President Alberto Fernández dipped into the play book of his deputy, Cristina Fernández de Kirchner, with a plan to seize crop trader Vicentin SAIC in a move that’ll ring alarm bells in soy markets and among investors in the country.
Fernández’s government will take control of Vicentin for the next 60 days as it seeks congressional approval to expropriate the agricultural powerhouse, which filed for bankruptcy last year after being caught out in currency swings.
“This is a statist vision for the 21st century,” Production Minister Matías Kulfas said in an interview late Monday after the announcement. The company wasn’t notified, he said.
Under the plan, all of Vicentin’s assets – the crown jewels of which are soy-processing plants that supply the world with meal for animal feed and cooking oil – will be placed in a trust managed by the agriculture arm of state-run oil company YPF SA.
YPF Agro would then absorb Vicentin entirely, creating a state commodities giant with major hands in shale drilling, fuel dispensing and crop trading – and even giving the government more clout in the currency market, Kulfas said.
The move comes at a delicate time for Argentina, which is negotiating a restructuring of US$65 billion in overseas debt. It also revives memories of the 2012 nationalization of YPF and other companies during the presidency of Fernández de Kirchner, and raises questions about how Argentina will lure private-sector investments to lift its economy off the floor.
“History shows us that state interventions, in grain trading in particular, create severe distortions that end up deepening problems instead of solving them,” the Argentine Rural Society said in a statement.
The main opposition coalition rejected the measure, calling it “illegal and unconstitutional.”
The government contends that the repercussions of Vicentin’s financial crisis on Argentina’s farm industry were simply too big to ignore. The closely held firm is a major part of Argentina’s US$20-billion-a-year crop export business, accounting for 7.4 million metric tons of oilseed-crush exports in 2019.
“There’s a certain belief, especially among independent and small producers who have been quite damaged by Vicentin’s failure, that the company needed to be saved in some way,” said Juan Cruz Diaz, director of political consulting firm Cefeidas Group in Buenos Aires.

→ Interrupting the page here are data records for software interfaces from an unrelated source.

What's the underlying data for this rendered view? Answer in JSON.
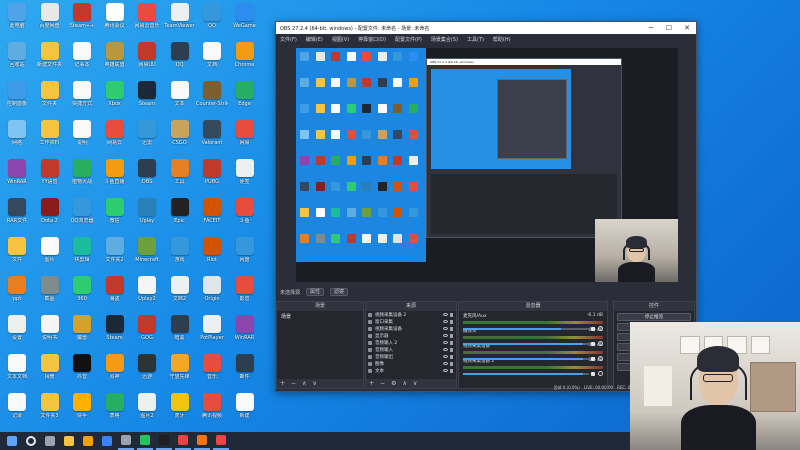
{
  "desktop": {
    "icons": [
      {
        "label": "此电脑",
        "color": "#4fa3e8"
      },
      {
        "label": "百度网盘",
        "color": "#e8e8e8"
      },
      {
        "label": "Steam++",
        "color": "#c0392b"
      },
      {
        "label": "腾讯会议",
        "color": "#ffffff"
      },
      {
        "label": "网易云音乐",
        "color": "#e74c3c"
      },
      {
        "label": "TeamViewer",
        "color": "#ecf0f1"
      },
      {
        "label": "QQ",
        "color": "#3498db"
      },
      {
        "label": "WeGame",
        "color": "#2d8cf0"
      },
      {
        "label": "回收站",
        "color": "#5dade2"
      },
      {
        "label": "新建文件夹",
        "color": "#f5c542"
      },
      {
        "label": "记事本",
        "color": "#fafafa"
      },
      {
        "label": "英雄联盟",
        "color": "#b9973e"
      },
      {
        "label": "网易UU",
        "color": "#c0392b"
      },
      {
        "label": "QQ",
        "color": "#2c3e50"
      },
      {
        "label": "文档",
        "color": "#fafafa"
      },
      {
        "label": "Chrome",
        "color": "#f39c12"
      },
      {
        "label": "控制面板",
        "color": "#3d9be9"
      },
      {
        "label": "文件夹",
        "color": "#f5c542"
      },
      {
        "label": "快捷方式",
        "color": "#fafafa"
      },
      {
        "label": "Xbox",
        "color": "#2ecc71"
      },
      {
        "label": "Steam",
        "color": "#1b2838"
      },
      {
        "label": "文本",
        "color": "#fafafa"
      },
      {
        "label": "Counter-Strike",
        "color": "#7d5e2c"
      },
      {
        "label": "Edge",
        "color": "#27ae60"
      },
      {
        "label": "网络",
        "color": "#7fc4f2"
      },
      {
        "label": "工作资料",
        "color": "#f5c542"
      },
      {
        "label": "说明",
        "color": "#fafafa"
      },
      {
        "label": "网易云",
        "color": "#e74c3c"
      },
      {
        "label": "迅雷",
        "color": "#3498db"
      },
      {
        "label": "CSGO",
        "color": "#c9a35b"
      },
      {
        "label": "Valorant",
        "color": "#34495e"
      },
      {
        "label": "网易",
        "color": "#e74c3c"
      },
      {
        "label": "WinRAR",
        "color": "#8e44ad"
      },
      {
        "label": "YY语音",
        "color": "#c0392b"
      },
      {
        "label": "植物大战",
        "color": "#27ae60"
      },
      {
        "label": "斗鱼直播",
        "color": "#f39c12"
      },
      {
        "label": "OBS",
        "color": "#2c3e50"
      },
      {
        "label": "工具",
        "color": "#e67e22"
      },
      {
        "label": "PUBG",
        "color": "#c0392b"
      },
      {
        "label": "便签",
        "color": "#ecf0f1"
      },
      {
        "label": "RAR文件",
        "color": "#34495e"
      },
      {
        "label": "Dota 2",
        "color": "#8b1c1c"
      },
      {
        "label": "QQ浏览器",
        "color": "#3498db"
      },
      {
        "label": "微信",
        "color": "#2ecc71"
      },
      {
        "label": "Uplay",
        "color": "#2980b9"
      },
      {
        "label": "Epic",
        "color": "#222222"
      },
      {
        "label": "FACEIT",
        "color": "#d35400"
      },
      {
        "label": "斗鱼",
        "color": "#e74c3c"
      },
      {
        "label": "文件",
        "color": "#f5c542"
      },
      {
        "label": "图片",
        "color": "#fafafa"
      },
      {
        "label": "快剪辑",
        "color": "#1abc9c"
      },
      {
        "label": "文件夹2",
        "color": "#5dade2"
      },
      {
        "label": "Minecraft",
        "color": "#6d9f3f"
      },
      {
        "label": "游戏",
        "color": "#3498db"
      },
      {
        "label": "Riot",
        "color": "#d35400"
      },
      {
        "label": "网盘",
        "color": "#3498db"
      },
      {
        "label": "ppt",
        "color": "#e67e22"
      },
      {
        "label": "截图",
        "color": "#7f8c8d"
      },
      {
        "label": "360",
        "color": "#2ecc71"
      },
      {
        "label": "海盗",
        "color": "#c0392b"
      },
      {
        "label": "Uplay2",
        "color": "#f5f5f5"
      },
      {
        "label": "文档2",
        "color": "#ecf0f1"
      },
      {
        "label": "Origin",
        "color": "#dfe6e9"
      },
      {
        "label": "影音",
        "color": "#e74c3c"
      },
      {
        "label": "设置",
        "color": "#ecf0f1"
      },
      {
        "label": "说明书",
        "color": "#f5f5f5"
      },
      {
        "label": "魔兽",
        "color": "#d4a22b"
      },
      {
        "label": "Steam",
        "color": "#1b2838"
      },
      {
        "label": "GOG",
        "color": "#c0392b"
      },
      {
        "label": "暗黑",
        "color": "#2c3e50"
      },
      {
        "label": "PotPlayer",
        "color": "#ecf0f1"
      },
      {
        "label": "WinRAR",
        "color": "#8e44ad"
      },
      {
        "label": "文本文档",
        "color": "#fafafa"
      },
      {
        "label": "相册",
        "color": "#f5c542"
      },
      {
        "label": "抖音",
        "color": "#111111"
      },
      {
        "label": "原神",
        "color": "#f39c12"
      },
      {
        "label": "迅游",
        "color": "#2d3436"
      },
      {
        "label": "守望先锋",
        "color": "#f5a623"
      },
      {
        "label": "音乐",
        "color": "#e74c3c"
      },
      {
        "label": "邮件",
        "color": "#2c3e50"
      },
      {
        "label": "记录",
        "color": "#fafafa"
      },
      {
        "label": "文件夹3",
        "color": "#f5c542"
      },
      {
        "label": "快手",
        "color": "#ffb000"
      },
      {
        "label": "表格",
        "color": "#27ae60"
      },
      {
        "label": "图片2",
        "color": "#ecf0f1"
      },
      {
        "label": "虎牙",
        "color": "#f1c40f"
      },
      {
        "label": "腾讯视频",
        "color": "#e74c3c"
      },
      {
        "label": "新建",
        "color": "#fafafa"
      }
    ]
  },
  "obs": {
    "title": "OBS 27.2.4 (64-bit, windows) - 配置文件: 未命名 - 场景: 未命名",
    "win_min": "─",
    "win_max": "☐",
    "win_close": "✕",
    "menu": [
      "文件(F)",
      "编辑(E)",
      "视图(V)",
      "停靠窗口(D)",
      "配置文件(P)",
      "场景集合(S)",
      "工具(T)",
      "帮助(H)"
    ],
    "toolbar": {
      "label": "未选择源",
      "properties": "属性",
      "filters": "滤镜"
    },
    "inner_title": "OBS 27.2.4 (64-bit, windows)",
    "scenes": {
      "header": "场景",
      "items": [
        "场景"
      ]
    },
    "sources": {
      "header": "来源",
      "items": [
        "视频采集设备 2",
        "窗口采集",
        "视频采集设备",
        "显示器",
        "音频输入 2",
        "音频输入",
        "音频输出",
        "图像",
        "文本"
      ]
    },
    "mixer": {
      "header": "混音器",
      "channels": [
        {
          "name": "麦克风/Aux",
          "db": "-6.1 dB",
          "level": 0.78
        },
        {
          "name": "摄像头",
          "db": "0.0 dB",
          "level": 0.95
        },
        {
          "name": "视频采集设备",
          "db": "0.0 dB",
          "level": 0.95
        },
        {
          "name": "视频采集设备 2",
          "db": "0.0 dB",
          "level": 0.95
        }
      ]
    },
    "controls": {
      "header": "控件",
      "buttons": [
        "停止推流",
        "开始录制",
        "启动虚拟摄像机",
        "工作室模式",
        "设置",
        "退出"
      ]
    },
    "status": {
      "dropped": "丢帧 0 (0.0%)",
      "live": "LIVE: 00:00:00",
      "rec": "REC: 00:00:00",
      "cpu": "CPU: 2.0%, 60.00 fps"
    }
  },
  "foot_symbols": {
    "add": "+",
    "remove": "−",
    "up": "∧",
    "down": "∨",
    "settings": "⚙"
  },
  "taskbar": {
    "icons": [
      {
        "name": "windows",
        "color": "#60a5fa"
      },
      {
        "name": "search",
        "color": "#e5e7eb"
      },
      {
        "name": "task-view",
        "color": "#9ca3af"
      },
      {
        "name": "file-explorer",
        "color": "#f5c542"
      },
      {
        "name": "chrome",
        "color": "#f59e0b"
      },
      {
        "name": "qq",
        "color": "#3b82f6"
      },
      {
        "name": "steam",
        "color": "#9ca3af"
      },
      {
        "name": "wechat",
        "color": "#22c55e"
      },
      {
        "name": "obs",
        "color": "#1f1f1f"
      },
      {
        "name": "netease-music",
        "color": "#ef4444"
      },
      {
        "name": "douyu",
        "color": "#f97316"
      },
      {
        "name": "app",
        "color": "#ef4444"
      }
    ]
  }
}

But to many observers, the nationalisation points to another issue: Who exactly is governing Argentina? Fernández, who’s far from a free-marketeer but viewed as a moderate, or his deputy, Cristina Fernández de Kirchner, a figurehead for fervent supporters of Latin American leftism and nationalism.
Vicentin’s fate has been closely tied to politics. The company grew under free-market champion Mauricio Macri and then fell into disarray when Fernandez emerged as his likely replacement. Gabriel Delgado, an agriculture secretary under Kirchner, will lead the government’s intervention.
The company defaulted on about US$1.5 billion of debt last year. A court in Santa Fe province, where the company is headquartered, has been overseeing a bankruptcy in a procedure that’s similar to Chapter 11 in the United States.
A big chunk of Vicentin’s debt is owed to state-run Banco Nación. But the expropriation plan was still a surprise to company executives, who’ve been in talks with existing partner Glencore Plc and other companies, a spokesman said.
Switzerland-based Glencore has a joint venture with Vicentin called Renova, which includes one of the world’s biggest soy-crushing plants. Fernandez said it was too soon to say how a new state partnership with Glencore would work.
Argentina is the largest exporter of soy meal for animal feed and soy cooking oil, and in recent years Vicentin has fended off multinationals to have the top share of those shipments.